Kentucky farmers have until April 5 to sign up with the Farms to Food Banks program if they want to sell produce that’s not considered ‘picture perfect’ enough for grocery stores.
The Farms to Food Banks program is increasing its statewide outreach to farmers as planting season gets underway.
Last year 349 farmers from 64 counties in Kentucky sold surplus portions of their crops, as well as slightly imperfect produce, often called ‘ugly’ produce, to the Farms to Food Banks program.
‘Ugly’ produce may vary in size, shape or appearance from what grocery stores prefer, but the imperfect produce purchased for the program is equally fresh and nutritious.
Farms to Food Banks is a program of Feeding Kentucky, a network of seven regional food banks and 800 local partner agencies that include soup kitchens and food pantries.
Feeding Kentucky Programs Coordinator Sarah Vaughn said the Appalachian Expansion Project launched this year is aimed at bringing more farmers into a program that has multiple advantages.
“The purpose is to provide Kentuckians who might be hungry with access to healthy produce and also to help farmers by giving them another income channel and then to reduce waste,” said Vaughn.
She said the Appalachian Expansion Project increases the focus on 27 counties in eastern Kentucky that had one farmer, or no farmers, participating in the Farms to Food Banks program.
That initiative is funded by a grant from the Educational Foundation of America, which awards funding for projects that increase access to nutritious food, especially in Appalachia. The grant allows Farms to Food Banks to contract with eastern Kentucky farmers to be paid for their surplus and ‘ugly’ produce.
“The applications are due on April 5 and I know that’s a tight deadline,” said Vaughn. “We’re trying to go ahead and get all the applications collected before farmers start planting, so that they can know what to expect before their season begins.”

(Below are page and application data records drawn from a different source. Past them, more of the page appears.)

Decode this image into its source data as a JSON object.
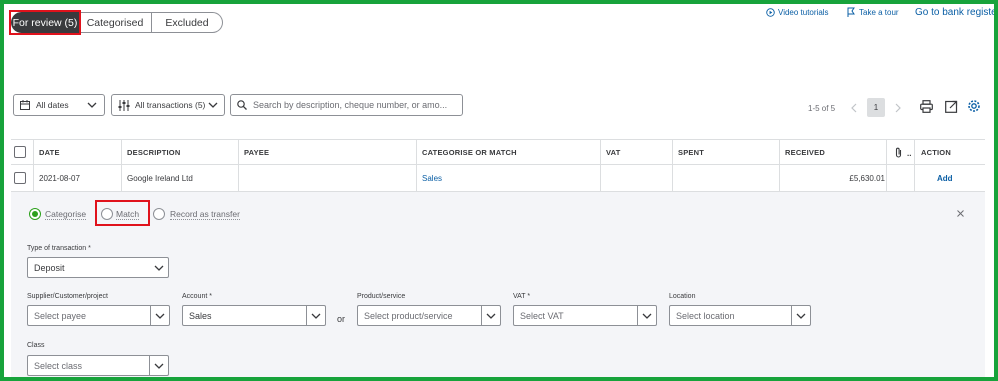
{
  "tabs": {
    "for_review": "For review (5)",
    "categorised": "Categorised",
    "excluded": "Excluded"
  },
  "top_links": {
    "video_tutorials": "Video tutorials",
    "take_a_tour": "Take a tour",
    "go_to_bank_register": "Go to bank registe"
  },
  "toolbar": {
    "dates_label": "All dates",
    "transactions_label": "All transactions (5)",
    "search_placeholder": "Search by description, cheque number, or amo...",
    "pagination_range": "1-5 of 5",
    "current_page": "1"
  },
  "table": {
    "headers": {
      "date": "DATE",
      "description": "DESCRIPTION",
      "payee": "PAYEE",
      "categorise_or_match": "CATEGORISE OR MATCH",
      "vat": "VAT",
      "spent": "SPENT",
      "received": "RECEIVED",
      "action": "ACTION"
    },
    "rows": [
      {
        "date": "2021-08-07",
        "description": "Google Ireland Ltd",
        "payee": "",
        "category": "Sales",
        "vat": "",
        "spent": "",
        "received": "£5,630.01",
        "action": "Add"
      }
    ]
  },
  "detail": {
    "mode_options": {
      "categorise": "Categorise",
      "match": "Match",
      "record_as_transfer": "Record as transfer"
    },
    "selected_mode": "Categorise",
    "type_label": "Type of transaction *",
    "type_value": "Deposit",
    "supplier_label": "Supplier/Customer/project",
    "supplier_placeholder": "Select payee",
    "account_label": "Account *",
    "account_value": "Sales",
    "or_label": "or",
    "product_label": "Product/service",
    "product_placeholder": "Select product/service",
    "vat_label": "VAT *",
    "vat_placeholder": "Select VAT",
    "location_label": "Location",
    "location_placeholder": "Select location",
    "class_label": "Class",
    "class_placeholder": "Select class"
  },
  "colors": {
    "frame_border": "#17a33b",
    "highlight_box": "#e0121c",
    "active_tab_bg": "#393a3d",
    "link_blue": "#0b5fa5",
    "radio_selected": "#2ca01c",
    "panel_bg": "#f4f5f8"
  },
  "icons": [
    "play-circle-icon",
    "tour-icon",
    "calendar-icon",
    "chevron-down-icon",
    "filter-sliders-icon",
    "search-icon",
    "chevron-left-icon",
    "chevron-right-icon",
    "print-icon",
    "export-icon",
    "gear-icon",
    "paperclip-icon",
    "close-icon"
  ]
}
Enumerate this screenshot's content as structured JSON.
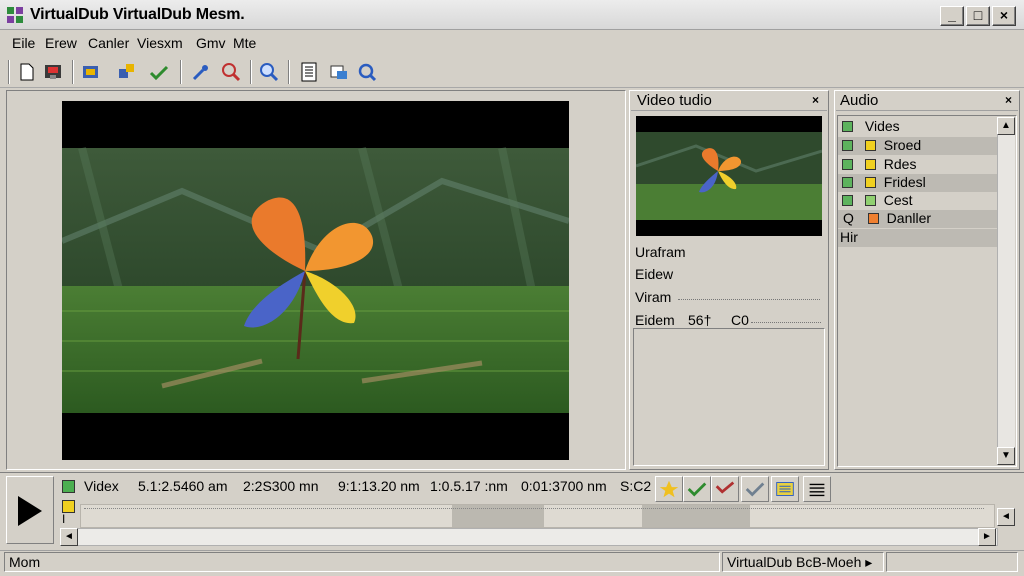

Farmers can apply online at feedingky.org and click on the “Farms to Food Banks” link.